B.C. Passage (a.m.) / Campbell River (p.m.), Canada
Date: Lodging: Distance: Total:
05/12/2001 Discovery Inn 687 KM 23716 KM

Mrs. Rogers enjoys a glass of Merlot from British Columbia.

Our views continue to be grand as we head south on the MV Queen of Prince Rupert, but not so outstanding as during our voyage through Alaska.

Jim reads aboard the MV Queen of Prince Rupert – much emptier than during summer months.

Rain sets in as we head south leaving the snow behind in Alaska and the Yukon.

Cabin P8 on the MV Queen of Prince Rupert

5 December 2001 – British Columbia’s MV Queen of Prince Rupert is a much lower-class ferry than is the MV Taku, the Alaskan car ferry that carried us several days ago. MV Queen of Prince Rupert is older with dated, stained and worn interior, an unpleasant smell throughout the lounge and cabin areas, and dismally poor service throughout, especially in the cafeteria, which apparently opens and closes depending on the whim of the crew.

Yesterday evening, I read before turning off the light on the upper bunk, several inches smaller than on the Alaskan ferry. I was surprised the light worked over my head. The burgundy coverlet, made of a nylon-based material, held only odors, but no stains, as the slick fabric would not absorb liquid or food. Sheets were polyester and cotton, so, again, a bit slippery and too smooth. I slept bundled tightly in a knot as not to touch either the dirty paneled wall to my right or the beaten, laminated wood board on my left, protecting me from falling on the floor. The small bathroom, with a shower that didn't drain, smelled of sewage, but the hot water worked. Thank goodness for small favors.

We've stayed in poorer conditions, but the cost of the BC ferry is comparable to that of the Alaska one.

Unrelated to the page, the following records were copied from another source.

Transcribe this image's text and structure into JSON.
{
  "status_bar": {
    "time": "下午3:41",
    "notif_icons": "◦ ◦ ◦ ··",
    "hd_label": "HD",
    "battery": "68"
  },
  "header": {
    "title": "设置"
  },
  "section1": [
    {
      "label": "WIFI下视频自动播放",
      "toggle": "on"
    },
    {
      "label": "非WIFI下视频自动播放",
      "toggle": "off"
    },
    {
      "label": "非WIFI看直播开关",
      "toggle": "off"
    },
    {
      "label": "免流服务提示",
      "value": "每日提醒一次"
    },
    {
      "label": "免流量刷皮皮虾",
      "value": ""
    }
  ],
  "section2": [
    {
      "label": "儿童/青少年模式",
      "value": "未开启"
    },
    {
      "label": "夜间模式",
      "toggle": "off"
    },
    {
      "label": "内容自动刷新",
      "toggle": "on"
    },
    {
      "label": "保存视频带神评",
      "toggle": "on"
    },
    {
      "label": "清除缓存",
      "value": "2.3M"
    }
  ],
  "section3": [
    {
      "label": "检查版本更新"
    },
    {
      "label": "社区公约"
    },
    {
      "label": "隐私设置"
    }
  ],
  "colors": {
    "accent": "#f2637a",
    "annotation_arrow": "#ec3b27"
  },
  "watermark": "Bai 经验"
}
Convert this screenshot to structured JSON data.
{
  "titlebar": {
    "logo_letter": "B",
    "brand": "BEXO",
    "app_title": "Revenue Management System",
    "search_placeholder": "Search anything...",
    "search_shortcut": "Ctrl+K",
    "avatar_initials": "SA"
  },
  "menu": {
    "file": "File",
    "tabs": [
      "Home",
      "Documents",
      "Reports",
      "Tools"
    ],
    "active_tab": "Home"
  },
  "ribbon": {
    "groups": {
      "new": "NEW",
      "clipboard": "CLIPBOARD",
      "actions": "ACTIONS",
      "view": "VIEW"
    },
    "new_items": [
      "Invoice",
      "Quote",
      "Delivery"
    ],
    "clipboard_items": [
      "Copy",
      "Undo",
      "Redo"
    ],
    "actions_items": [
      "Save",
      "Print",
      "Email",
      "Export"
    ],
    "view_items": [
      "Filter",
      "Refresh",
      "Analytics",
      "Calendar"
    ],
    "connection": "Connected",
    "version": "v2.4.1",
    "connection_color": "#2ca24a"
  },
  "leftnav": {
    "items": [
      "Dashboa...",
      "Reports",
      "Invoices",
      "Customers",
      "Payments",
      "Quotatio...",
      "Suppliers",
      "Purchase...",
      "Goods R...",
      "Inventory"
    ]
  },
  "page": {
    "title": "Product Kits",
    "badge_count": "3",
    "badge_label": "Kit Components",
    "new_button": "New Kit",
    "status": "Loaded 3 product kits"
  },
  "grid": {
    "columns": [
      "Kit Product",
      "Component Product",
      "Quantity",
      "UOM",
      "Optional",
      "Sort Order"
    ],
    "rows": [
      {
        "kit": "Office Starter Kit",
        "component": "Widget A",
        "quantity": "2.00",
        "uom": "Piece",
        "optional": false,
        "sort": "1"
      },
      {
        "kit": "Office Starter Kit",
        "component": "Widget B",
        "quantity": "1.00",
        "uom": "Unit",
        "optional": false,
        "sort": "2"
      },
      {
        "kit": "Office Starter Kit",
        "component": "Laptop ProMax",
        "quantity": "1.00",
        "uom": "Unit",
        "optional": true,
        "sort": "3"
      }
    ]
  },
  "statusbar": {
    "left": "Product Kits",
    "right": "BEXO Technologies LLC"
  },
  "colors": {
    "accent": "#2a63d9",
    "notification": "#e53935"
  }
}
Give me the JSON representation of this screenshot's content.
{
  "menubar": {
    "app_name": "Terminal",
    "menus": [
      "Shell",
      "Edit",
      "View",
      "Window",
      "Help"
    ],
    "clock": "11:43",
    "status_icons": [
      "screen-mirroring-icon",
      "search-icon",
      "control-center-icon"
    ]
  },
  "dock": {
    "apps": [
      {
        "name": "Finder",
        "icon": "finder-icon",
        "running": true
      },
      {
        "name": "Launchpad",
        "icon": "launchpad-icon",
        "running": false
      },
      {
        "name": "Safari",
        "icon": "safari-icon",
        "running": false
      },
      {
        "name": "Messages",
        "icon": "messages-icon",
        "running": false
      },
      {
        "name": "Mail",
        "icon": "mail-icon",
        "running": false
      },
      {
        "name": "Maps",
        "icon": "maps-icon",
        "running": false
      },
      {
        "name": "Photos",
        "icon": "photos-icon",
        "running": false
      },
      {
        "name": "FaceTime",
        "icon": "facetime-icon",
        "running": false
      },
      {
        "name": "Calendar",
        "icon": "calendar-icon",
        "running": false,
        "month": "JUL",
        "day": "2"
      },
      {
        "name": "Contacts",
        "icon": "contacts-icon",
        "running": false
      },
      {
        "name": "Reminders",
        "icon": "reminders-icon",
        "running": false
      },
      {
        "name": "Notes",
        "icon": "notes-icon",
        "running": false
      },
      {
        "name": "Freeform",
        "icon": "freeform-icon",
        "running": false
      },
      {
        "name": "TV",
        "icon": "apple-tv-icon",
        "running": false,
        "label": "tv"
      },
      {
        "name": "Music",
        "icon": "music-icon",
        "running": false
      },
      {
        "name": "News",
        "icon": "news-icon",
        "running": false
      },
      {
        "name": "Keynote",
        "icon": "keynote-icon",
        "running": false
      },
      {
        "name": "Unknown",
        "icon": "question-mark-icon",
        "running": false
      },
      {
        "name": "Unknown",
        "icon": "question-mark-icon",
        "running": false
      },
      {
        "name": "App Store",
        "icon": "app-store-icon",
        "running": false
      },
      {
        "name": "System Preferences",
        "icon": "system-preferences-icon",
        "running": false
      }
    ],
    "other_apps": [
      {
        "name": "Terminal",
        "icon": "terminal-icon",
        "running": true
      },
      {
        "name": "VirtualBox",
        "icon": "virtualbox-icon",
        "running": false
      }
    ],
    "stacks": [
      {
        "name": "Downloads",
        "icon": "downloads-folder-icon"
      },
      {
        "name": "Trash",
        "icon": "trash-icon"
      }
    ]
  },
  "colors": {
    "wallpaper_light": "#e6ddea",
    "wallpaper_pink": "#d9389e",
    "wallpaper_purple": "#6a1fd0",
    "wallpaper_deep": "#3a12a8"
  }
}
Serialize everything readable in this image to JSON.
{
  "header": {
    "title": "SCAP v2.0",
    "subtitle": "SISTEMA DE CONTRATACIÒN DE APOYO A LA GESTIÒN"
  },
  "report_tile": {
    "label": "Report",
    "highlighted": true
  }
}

Few boats run in the winter, so beggars cannot be too choosy, but I'd certainly suggest another ferry if another option is out there.

  The trip to Vancouver Island (Jim)